*** TASK INPUTS ***
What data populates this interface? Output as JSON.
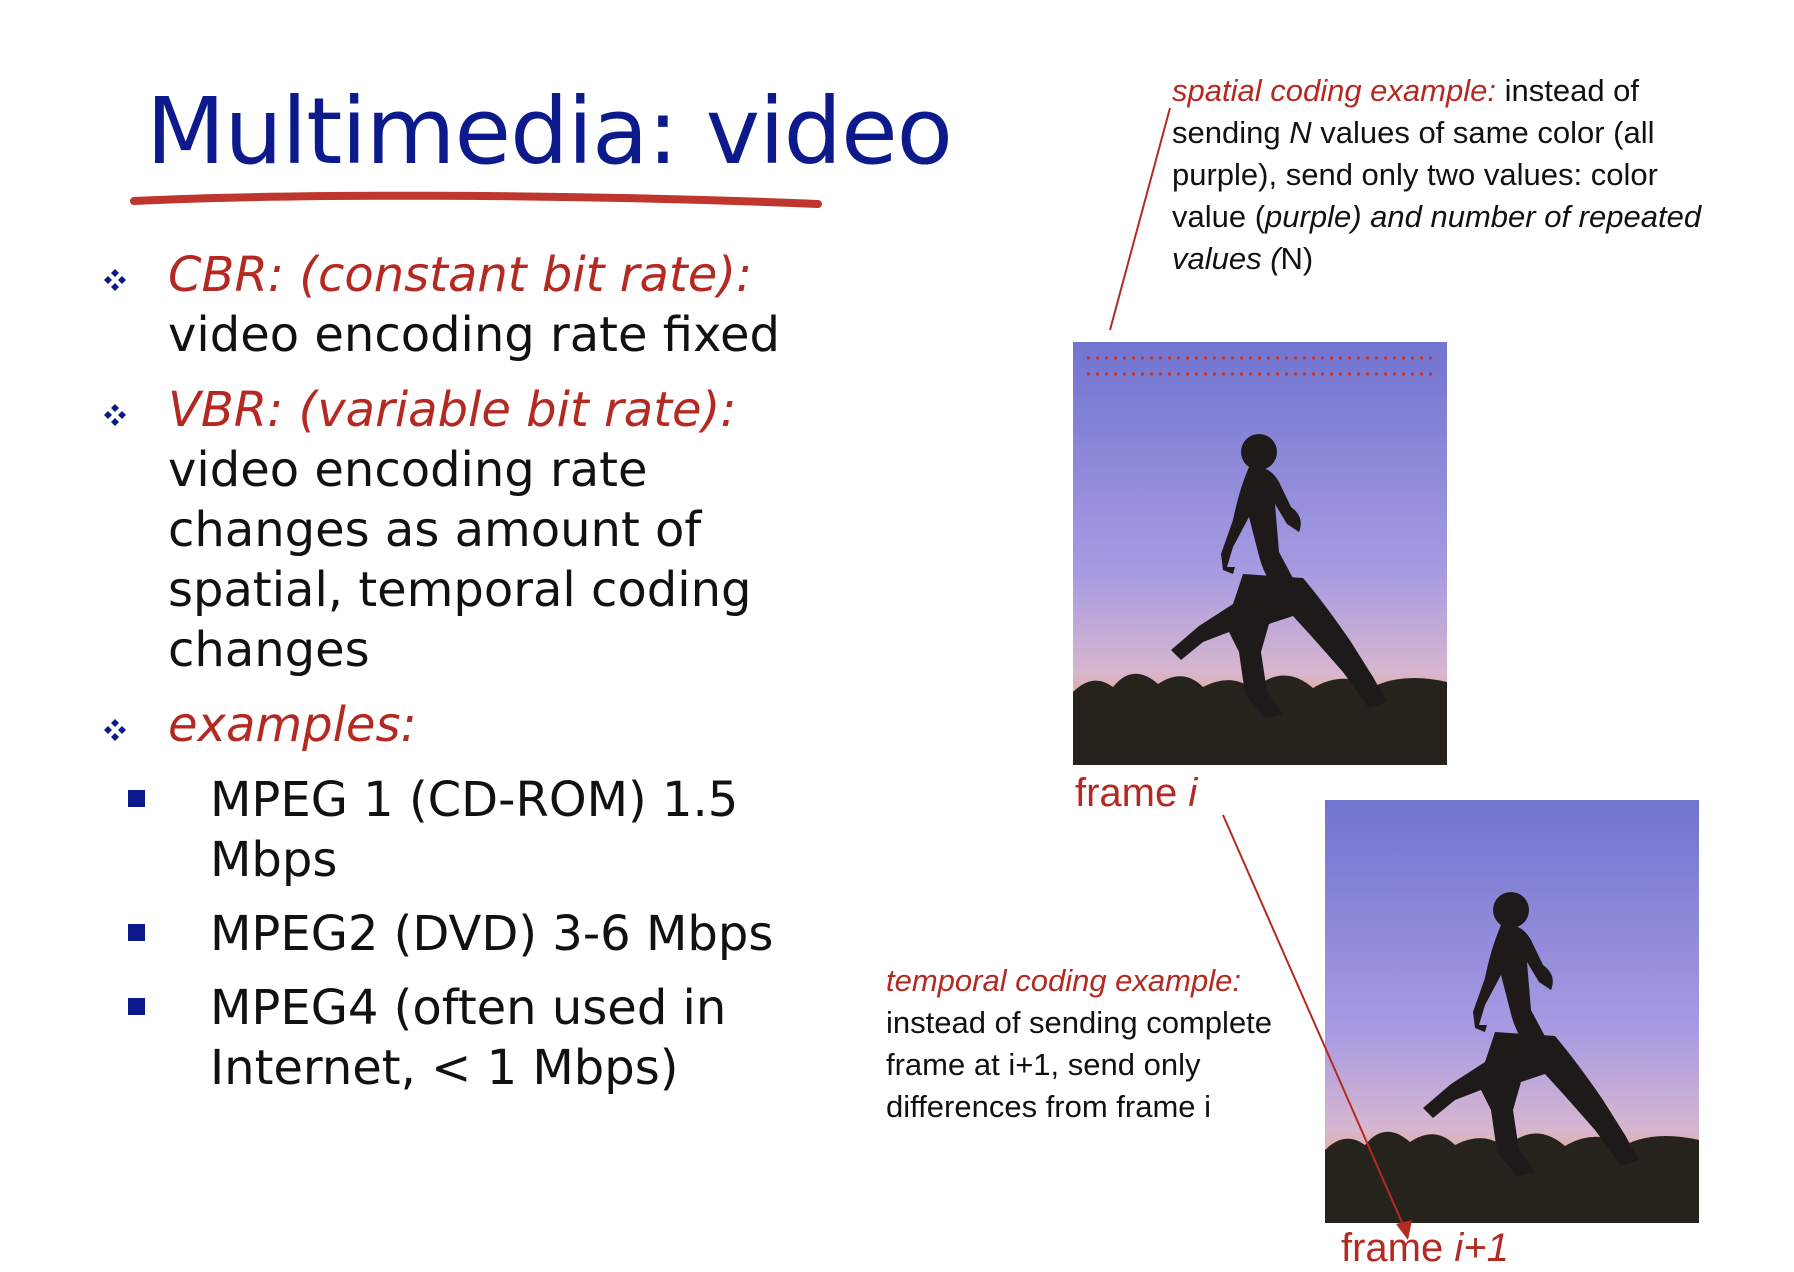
{
  "slide": {
    "title": "Multimedia: video",
    "colors": {
      "title": "#0d1a8c",
      "accent": "#b42a22",
      "text": "#111111",
      "sky_top": "#7d7fd6",
      "sky_mid": "#a79be0",
      "sky_horizon": "#e8a66e"
    },
    "bullets": [
      {
        "term": "CBR: (constant bit rate):",
        "text": " video encoding rate fixed"
      },
      {
        "term": "VBR:  (variable bit rate):",
        "text": " video encoding rate changes as amount of spatial, temporal coding changes"
      },
      {
        "term": "examples:",
        "text": ""
      }
    ],
    "examples": [
      "MPEG 1 (CD-ROM) 1.5 Mbps",
      "MPEG2 (DVD) 3-6 Mbps",
      "MPEG4 (often used in Internet, < 1 Mbps)"
    ],
    "spatial_note": {
      "lead": "spatial coding example:",
      "p1": " instead of sending ",
      "n1": "N",
      "p2": " values of same color (all purple), send only two values: color  value (",
      "purple": "purple)  and number of repeated values (",
      "n2": "N)"
    },
    "temporal_note": {
      "lead": "temporal coding example:",
      "body": "instead of sending complete frame at i+1, send only differences from frame i"
    },
    "frame_i": {
      "label_prefix": "frame ",
      "label_var": "i"
    },
    "frame_i1": {
      "label_prefix": "frame ",
      "label_var": "i+1"
    },
    "icons": {
      "bullet": "four-diamond-bullet-icon",
      "sub_bullet": "square-bullet-icon"
    }
  }
}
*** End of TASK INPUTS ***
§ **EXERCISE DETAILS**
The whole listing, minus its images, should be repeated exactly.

§ **OUTPUT OF THE TASK**
What data populates this interface? Output as JSON.
{
  "slide": {
    "title": "Multimedia: video",
    "colors": {
      "title": "#0d1a8c",
      "accent": "#b42a22",
      "text": "#111111",
      "sky_top": "#7d7fd6",
      "sky_mid": "#a79be0",
      "sky_horizon": "#e8a66e"
    },
    "bullets": [
      {
        "term": "CBR: (constant bit rate):",
        "text": " video encoding rate fixed"
      },
      {
        "term": "VBR:  (variable bit rate):",
        "text": " video encoding rate changes as amount of spatial, temporal coding changes"
      },
      {
        "term": "examples:",
        "text": ""
      }
    ],
    "examples": [
      "MPEG 1 (CD-ROM) 1.5 Mbps",
      "MPEG2 (DVD) 3-6 Mbps",
      "MPEG4 (often used in Internet, < 1 Mbps)"
    ],
    "spatial_note": {
      "lead": "spatial coding example:",
      "p1": " instead of sending ",
      "n1": "N",
      "p2": " values of same color (all purple), send only two values: color  value (",
      "purple": "purple)  and number of repeated values (",
      "n2": "N)"
    },
    "temporal_note": {
      "lead": "temporal coding example:",
      "body": "instead of sending complete frame at i+1, send only differences from frame i"
    },
    "frame_i": {
      "label_prefix": "frame ",
      "label_var": "i"
    },
    "frame_i1": {
      "label_prefix": "frame ",
      "label_var": "i+1"
    },
    "icons": {
      "bullet": "four-diamond-bullet-icon",
      "sub_bullet": "square-bullet-icon"
    }
  }
}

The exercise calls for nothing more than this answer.